Just announced: Come From Away has secured Broadway’s Gerald Schoenfeld Theatre where it will open for previews February 18, 2017. Come From Away, a new musical at Ford’s Theatre, tells of how the small town of Gander on an isolated island in Newfoundland took in almost 7,000 stranded strangers, or “Come From Aways,” for a week […]
There’s a certain somber and sober tone you expect from shows about disasters. Representations of recent genocides or terrorist attacks especially take on an almost religious nature, a hushed sacrality where emotional highs can only be wrenching and painful. Not so for East Coast premiere 9/11 musical Come from Away, a toe-tapping Stomp and Holler affair […]
If you’re like me, you’ve already done your Christmas shopping, filled out your budget for the next fiscal year, and made arrangements for your final repose after The Event Which Awaits Us All occurs.
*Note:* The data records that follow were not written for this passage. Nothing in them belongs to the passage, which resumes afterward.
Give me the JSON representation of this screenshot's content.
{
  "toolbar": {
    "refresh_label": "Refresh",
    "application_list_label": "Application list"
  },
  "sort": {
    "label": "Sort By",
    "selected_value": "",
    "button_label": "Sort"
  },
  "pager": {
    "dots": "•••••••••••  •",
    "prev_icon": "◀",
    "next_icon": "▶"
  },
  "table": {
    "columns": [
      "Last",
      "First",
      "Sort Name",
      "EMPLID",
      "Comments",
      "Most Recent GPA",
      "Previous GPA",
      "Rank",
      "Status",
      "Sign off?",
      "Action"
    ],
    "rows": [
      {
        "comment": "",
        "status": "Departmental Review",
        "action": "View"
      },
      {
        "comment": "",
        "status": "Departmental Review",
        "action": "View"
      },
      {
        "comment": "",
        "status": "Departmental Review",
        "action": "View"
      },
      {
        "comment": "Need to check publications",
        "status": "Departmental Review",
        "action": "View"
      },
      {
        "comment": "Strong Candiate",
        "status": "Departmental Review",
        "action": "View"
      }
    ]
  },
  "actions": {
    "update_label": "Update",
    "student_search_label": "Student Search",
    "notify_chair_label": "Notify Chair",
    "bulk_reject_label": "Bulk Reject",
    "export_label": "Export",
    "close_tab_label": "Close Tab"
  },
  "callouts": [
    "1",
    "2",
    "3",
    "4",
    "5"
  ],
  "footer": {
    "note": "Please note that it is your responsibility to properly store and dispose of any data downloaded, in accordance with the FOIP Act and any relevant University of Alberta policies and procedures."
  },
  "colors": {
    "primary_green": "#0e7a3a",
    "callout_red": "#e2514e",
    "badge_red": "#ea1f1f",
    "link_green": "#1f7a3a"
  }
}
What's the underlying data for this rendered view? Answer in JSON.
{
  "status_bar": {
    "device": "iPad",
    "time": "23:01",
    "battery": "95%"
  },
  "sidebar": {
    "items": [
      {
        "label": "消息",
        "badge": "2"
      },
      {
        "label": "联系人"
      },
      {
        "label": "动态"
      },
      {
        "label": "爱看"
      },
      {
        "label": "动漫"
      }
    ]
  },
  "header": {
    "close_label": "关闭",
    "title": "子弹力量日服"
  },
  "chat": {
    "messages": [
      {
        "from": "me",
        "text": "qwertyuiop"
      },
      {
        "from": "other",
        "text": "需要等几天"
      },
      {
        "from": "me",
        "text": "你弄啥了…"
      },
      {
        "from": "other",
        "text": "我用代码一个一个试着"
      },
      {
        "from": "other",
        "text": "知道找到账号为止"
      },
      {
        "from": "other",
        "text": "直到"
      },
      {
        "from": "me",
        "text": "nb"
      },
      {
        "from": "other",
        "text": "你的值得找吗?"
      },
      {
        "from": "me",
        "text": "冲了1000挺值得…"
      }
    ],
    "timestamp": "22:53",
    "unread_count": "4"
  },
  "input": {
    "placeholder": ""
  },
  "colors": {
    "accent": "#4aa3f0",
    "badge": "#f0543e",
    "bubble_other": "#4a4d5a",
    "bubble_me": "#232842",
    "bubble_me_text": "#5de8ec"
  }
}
Now it’s time for something much more difficult: planning your theater season.
It is an extraordinary thing to commit yourself to work in theater despite the long hours and low pay. Why do people do it? This is the third in our series highlighting this year’s Helen Hayes nominees: their work, their life, their art, their passion.
Having seen and been touched by nearly every version of this story that’s out there, I wondered what yet another iteration would reveal, and I discovered, well plenty! The creative casting and dynamic direction and choreography by Marcia Milgrom Dodge bring the story to life with cultural twists and turns.
Holly Twyford will reach another milestone in her notable career as a Washington actor when she tackles the role of Martha in Edward Albee’s masterpiece, Who’s Afraid of Virginia Woolf?, as part of Ford Theatre’s 4-production season next year.
There’s a line in the musical 110 in the Shade where the central character, Lizzie Curry, describes her perfect husband: “I want him to stand up straight—and I want to be able to stand up straight to him!” It’s a very telling description from the character, as Lizzie is not your typical ingénue.
“This is my first role in a Tennessee Williams play, but it’s true that I’ve been told that I should play Blanche since I was thirteen. God knows what that means. But, having played him now, I long to do all the rest of him. It’s such a joy to do his plays.”
The narrator clues us in at the outset that what we’ll be watching are the shadows of memories. This “truth in the pleasant disguise of illusion” are Tom’s sheltered remembrances of the last days spent with his fragile sister Laura and desperately grasping mother Amanda before abandoning them to their wretched fate.